    They haven't gotten Howell to go yet. Since 60 Minutes broadcast this story last fall, Howell's date to report for duty has been postponed, and he's still waiting to see if he'll get an exemption.

    The Army did grant an exemption to the federal agent we called "Mary." And Chief Warrant Officer Margaret Murray, 55, has been released from active duty.

    All the other Ready Reservists we interviewed are now serving in Iraq.
    [back to active duty. [/B][/QUOTE]
  4. If you read the article people in their 40's,50's and 60's have been called up. In their 60's they probably have skills in the past that they need now. Like counter intellgence and insurgency, doctors, medics, electronic specialists, intelligence specialists, langauge specialists, truck drivers, and etc. And if your in the ready reserves, it doesnt matter how old you are, if you are in the ready reserves you are obliged to serve when called.

  5. It's actually stunning that you keep posting about subjects of which you know absolutely nothing about. It’s really comical...You’re truly a jackass.

    It's called the IRR, and if you knew jack squat about it, which you obviously do not, then you wouldn’t continue to embarrass yourself with your ridiculously uninformed posts.

    Christ man…have some dignity about you!!

  6. What do you think I am wrong, and the military isnt calling up people in their 40's, 50's and 60's back into active duty? Are you saying cnn, abc, reuters, times, asociated press, and even miltary spokesman are lieing. Dr.zhi what are you saying that I am wrong about, and everybody is wrong about.

  7. Dear tool,

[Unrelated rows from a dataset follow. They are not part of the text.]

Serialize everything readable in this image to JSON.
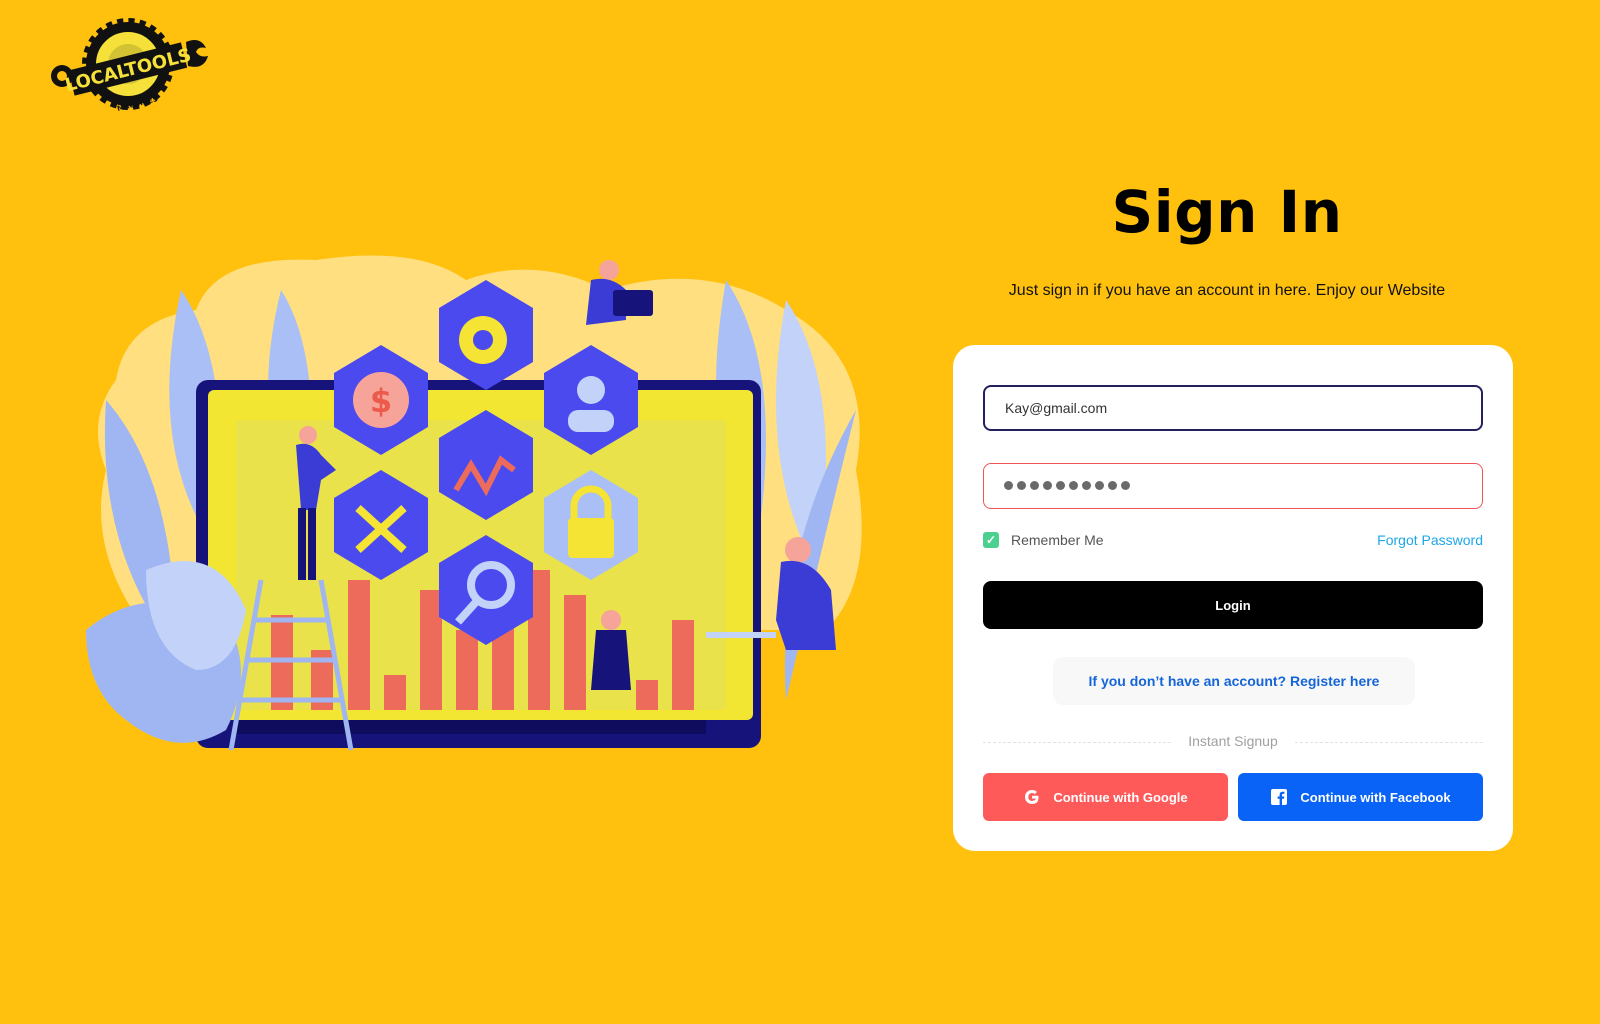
{
  "logo": {
    "text": "LOCALTOOLS",
    "subtext": "MACHINES"
  },
  "heading": {
    "title": "Sign In",
    "subtitle": "Just sign in if you have an account in here. Enjoy our Website"
  },
  "form": {
    "email_value": "Kay@gmail.com",
    "password_masked_length": 10,
    "remember_label": "Remember Me",
    "remember_checked": true,
    "forgot_label": "Forgot Password",
    "login_label": "Login",
    "register_label": "If you don’t have an account? Register here",
    "divider_label": "Instant Signup",
    "google_label": "Continue with Google",
    "facebook_label": "Continue with Facebook"
  },
  "colors": {
    "background": "#FFC10E",
    "accent_blue": "#4B4AEF",
    "google": "#FF5A5A",
    "facebook": "#0A63F7",
    "link": "#1565D8"
  },
  "icons": {
    "logo": "gear-wrench-logo",
    "check": "check-icon",
    "google": "google-icon",
    "facebook": "facebook-icon"
  }
}
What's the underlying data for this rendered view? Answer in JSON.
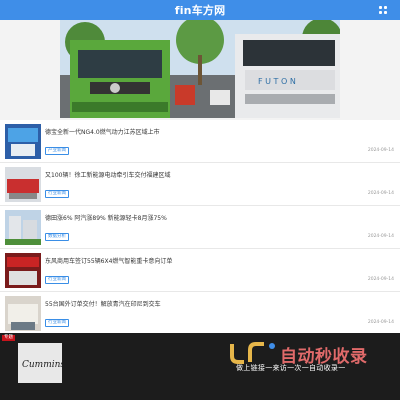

    #1) never listen to the media...if you do, you'll always be misinformed.

    #2) IRR is different than Active Reserves. Figure out the difference then and only then , maybe, you’ll figure out your ass from your elbow. (no assurances though)

    3# See number one...

  8. LOL

    mahram, did you even bother to read the entire article you posted? If you had, you would have clearly seen WHY you were called a jackass:

    "Since 60 Minutes broadcast this story last fall, Howell's date to report for duty has been postponed, and he's still waiting to see if he'll get an exemption.

    The Army did grant an exemption to the federal agent we called "Mary." And Chief Warrant Officer Margaret Murray, 55, has been released from active duty."

    Plus, that article is nearly a year old.

    Just like any other big bureaucracy, the military makes mistakes in it's records. It's the same type of mistake that summons a 9 year old for jury duty (which happened recently to a son of a friend of mine last year).
  9. ummmm no. If you want to see the ages of people who died, they are in their mid 50s to 20's :D

  10. So dr.zhi your saying they arent calling up older people. I think you better look at the death toll. People in their 40's all the way to 55 have been dying. These are reservest and national guard army. So tell me if Im wrong. Doctor Zhi did I make up these people ages. You can also check it out on the official us military website, they have their names and ages.

    #10     Jun 12, 2006